Copy each line of the entries that includes the word "time".
__________
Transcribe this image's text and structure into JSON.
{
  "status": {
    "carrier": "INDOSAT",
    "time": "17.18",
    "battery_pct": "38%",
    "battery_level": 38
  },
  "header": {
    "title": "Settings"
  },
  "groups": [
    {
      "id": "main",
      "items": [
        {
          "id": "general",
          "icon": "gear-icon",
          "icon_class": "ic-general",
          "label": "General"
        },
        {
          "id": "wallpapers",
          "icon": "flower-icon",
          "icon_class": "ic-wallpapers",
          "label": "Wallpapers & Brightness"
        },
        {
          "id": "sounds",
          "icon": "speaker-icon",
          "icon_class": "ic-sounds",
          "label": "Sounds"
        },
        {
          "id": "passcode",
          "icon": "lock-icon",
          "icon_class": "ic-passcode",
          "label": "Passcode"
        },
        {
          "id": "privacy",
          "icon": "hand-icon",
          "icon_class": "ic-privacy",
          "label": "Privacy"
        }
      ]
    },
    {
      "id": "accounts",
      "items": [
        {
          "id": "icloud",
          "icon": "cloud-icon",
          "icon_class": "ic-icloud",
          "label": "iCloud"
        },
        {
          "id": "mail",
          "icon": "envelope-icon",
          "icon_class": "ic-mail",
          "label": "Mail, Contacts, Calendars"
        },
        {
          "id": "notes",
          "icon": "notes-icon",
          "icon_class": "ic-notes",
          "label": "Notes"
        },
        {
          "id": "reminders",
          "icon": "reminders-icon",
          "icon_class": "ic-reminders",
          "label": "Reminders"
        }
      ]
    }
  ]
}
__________
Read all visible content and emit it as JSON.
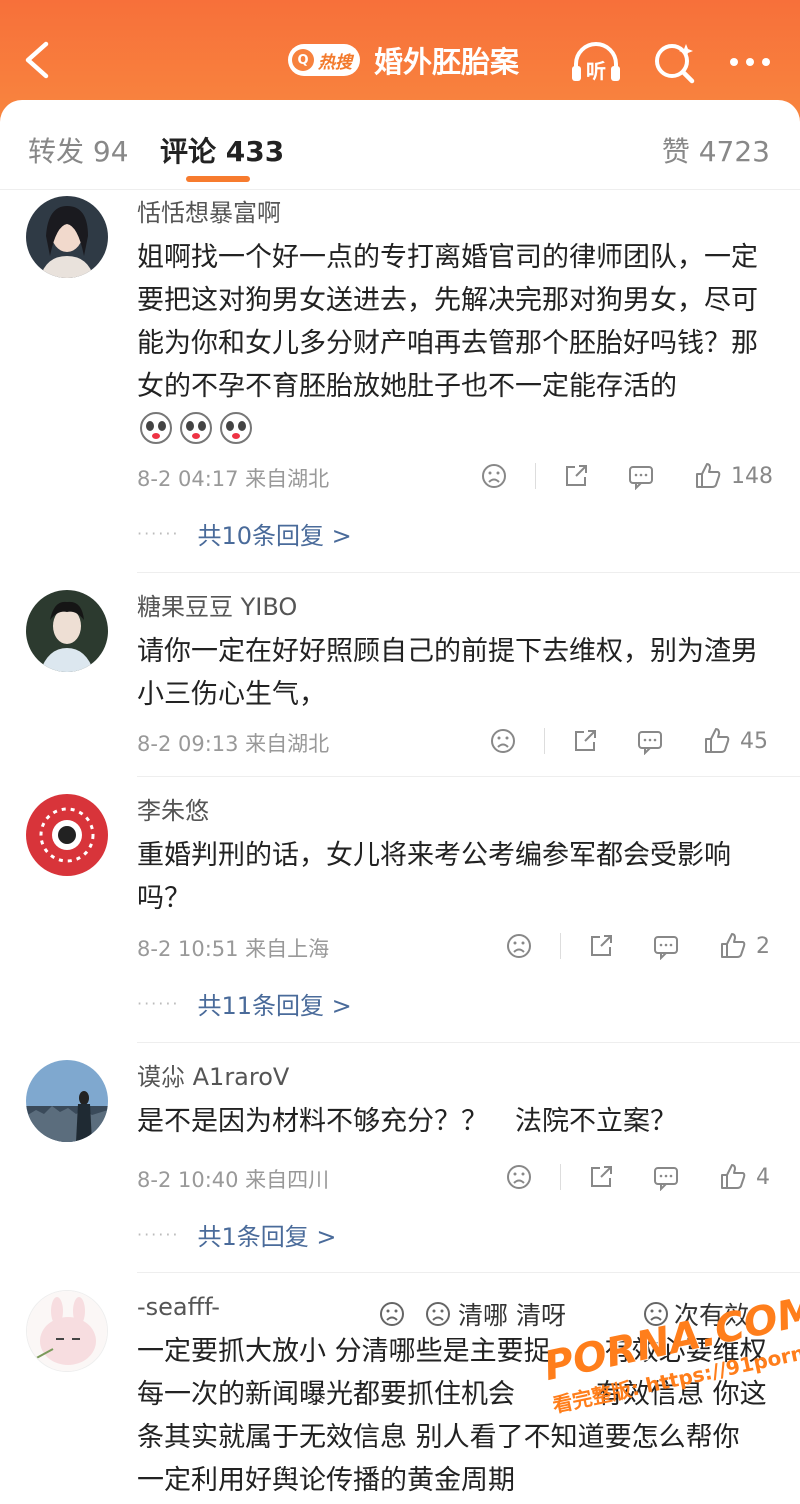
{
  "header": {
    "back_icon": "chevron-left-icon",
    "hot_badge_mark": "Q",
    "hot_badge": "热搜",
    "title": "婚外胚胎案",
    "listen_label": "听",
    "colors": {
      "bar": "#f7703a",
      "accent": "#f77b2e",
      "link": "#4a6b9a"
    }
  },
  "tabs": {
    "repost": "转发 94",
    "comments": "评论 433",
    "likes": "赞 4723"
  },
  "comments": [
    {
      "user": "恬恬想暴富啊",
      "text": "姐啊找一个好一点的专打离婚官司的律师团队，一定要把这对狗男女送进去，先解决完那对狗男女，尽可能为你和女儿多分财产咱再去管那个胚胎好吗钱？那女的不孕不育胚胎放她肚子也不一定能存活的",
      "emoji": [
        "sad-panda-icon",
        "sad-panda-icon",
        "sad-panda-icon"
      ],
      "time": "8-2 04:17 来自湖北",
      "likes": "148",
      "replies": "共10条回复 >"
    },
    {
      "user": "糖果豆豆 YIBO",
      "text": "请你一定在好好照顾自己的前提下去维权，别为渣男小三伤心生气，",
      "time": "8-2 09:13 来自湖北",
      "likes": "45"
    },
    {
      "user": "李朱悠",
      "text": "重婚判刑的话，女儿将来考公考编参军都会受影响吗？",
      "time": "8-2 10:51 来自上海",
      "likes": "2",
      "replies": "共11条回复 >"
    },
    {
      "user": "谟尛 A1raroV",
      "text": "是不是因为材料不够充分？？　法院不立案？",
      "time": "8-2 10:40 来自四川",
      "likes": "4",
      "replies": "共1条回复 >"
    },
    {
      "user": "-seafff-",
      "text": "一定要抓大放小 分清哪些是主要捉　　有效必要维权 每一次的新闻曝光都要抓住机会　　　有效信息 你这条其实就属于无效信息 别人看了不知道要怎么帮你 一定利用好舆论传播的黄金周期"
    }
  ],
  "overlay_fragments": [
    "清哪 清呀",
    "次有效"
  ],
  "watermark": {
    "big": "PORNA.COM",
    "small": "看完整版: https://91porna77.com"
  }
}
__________
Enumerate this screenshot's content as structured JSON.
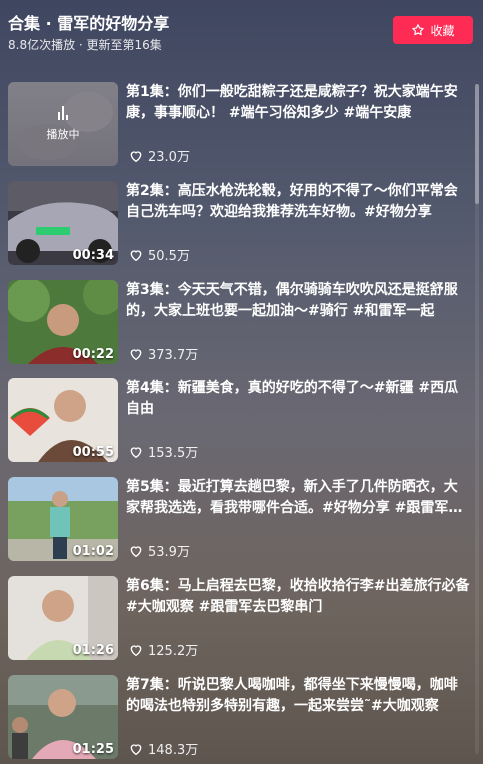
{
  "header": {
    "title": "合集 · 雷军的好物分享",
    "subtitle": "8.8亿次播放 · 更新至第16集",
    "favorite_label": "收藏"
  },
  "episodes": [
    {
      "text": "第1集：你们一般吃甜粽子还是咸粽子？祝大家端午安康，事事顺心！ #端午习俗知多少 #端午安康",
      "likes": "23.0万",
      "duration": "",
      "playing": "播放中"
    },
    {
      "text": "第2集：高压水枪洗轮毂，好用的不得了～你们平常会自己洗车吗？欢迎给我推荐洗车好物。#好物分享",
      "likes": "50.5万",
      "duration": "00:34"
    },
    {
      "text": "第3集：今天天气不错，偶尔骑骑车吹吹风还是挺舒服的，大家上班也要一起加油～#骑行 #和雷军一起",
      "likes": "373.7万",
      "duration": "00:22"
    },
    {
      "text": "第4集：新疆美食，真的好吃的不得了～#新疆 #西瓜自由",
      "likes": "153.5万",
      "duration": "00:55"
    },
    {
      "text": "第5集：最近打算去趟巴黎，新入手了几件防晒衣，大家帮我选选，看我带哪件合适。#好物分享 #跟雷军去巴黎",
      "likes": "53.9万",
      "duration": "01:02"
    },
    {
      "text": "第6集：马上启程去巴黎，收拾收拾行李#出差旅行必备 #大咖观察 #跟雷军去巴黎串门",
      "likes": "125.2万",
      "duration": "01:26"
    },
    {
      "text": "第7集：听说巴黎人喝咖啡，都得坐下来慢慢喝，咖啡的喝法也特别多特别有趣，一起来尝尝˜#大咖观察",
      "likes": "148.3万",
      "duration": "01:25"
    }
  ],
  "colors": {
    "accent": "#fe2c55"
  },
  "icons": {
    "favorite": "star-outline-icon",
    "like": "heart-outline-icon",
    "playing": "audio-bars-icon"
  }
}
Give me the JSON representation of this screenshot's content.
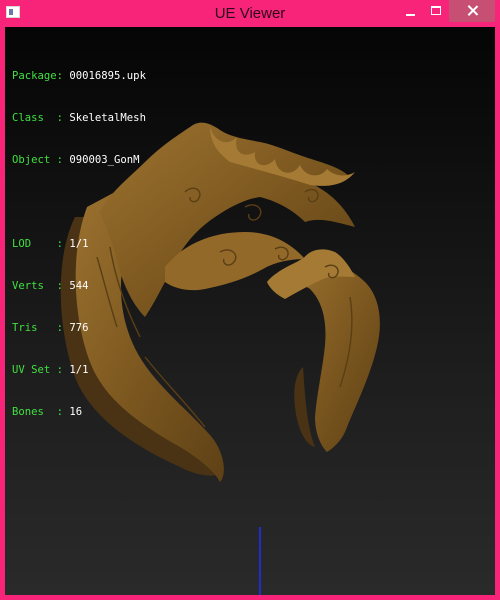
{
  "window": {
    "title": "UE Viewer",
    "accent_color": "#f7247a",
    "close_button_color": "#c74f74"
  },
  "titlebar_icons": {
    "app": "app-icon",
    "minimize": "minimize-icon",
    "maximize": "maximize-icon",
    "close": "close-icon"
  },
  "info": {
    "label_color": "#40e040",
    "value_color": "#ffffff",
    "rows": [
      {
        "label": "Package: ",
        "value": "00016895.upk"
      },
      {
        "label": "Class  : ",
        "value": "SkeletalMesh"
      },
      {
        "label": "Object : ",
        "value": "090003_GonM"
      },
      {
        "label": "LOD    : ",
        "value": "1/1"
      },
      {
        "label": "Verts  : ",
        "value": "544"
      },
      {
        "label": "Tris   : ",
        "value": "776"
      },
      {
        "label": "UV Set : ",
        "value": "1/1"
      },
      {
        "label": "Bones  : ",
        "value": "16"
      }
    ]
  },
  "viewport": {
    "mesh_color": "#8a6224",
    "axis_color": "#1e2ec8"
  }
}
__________
- [Response to the exercise]:
    "time": "17.18",
      "time": "8-2 04:17 来自湖北",
      "time": "8-2 09:13 来自湖北",
      "time": "8-2 10:51 来自上海",
      "time": "8-2 10:40 来自四川",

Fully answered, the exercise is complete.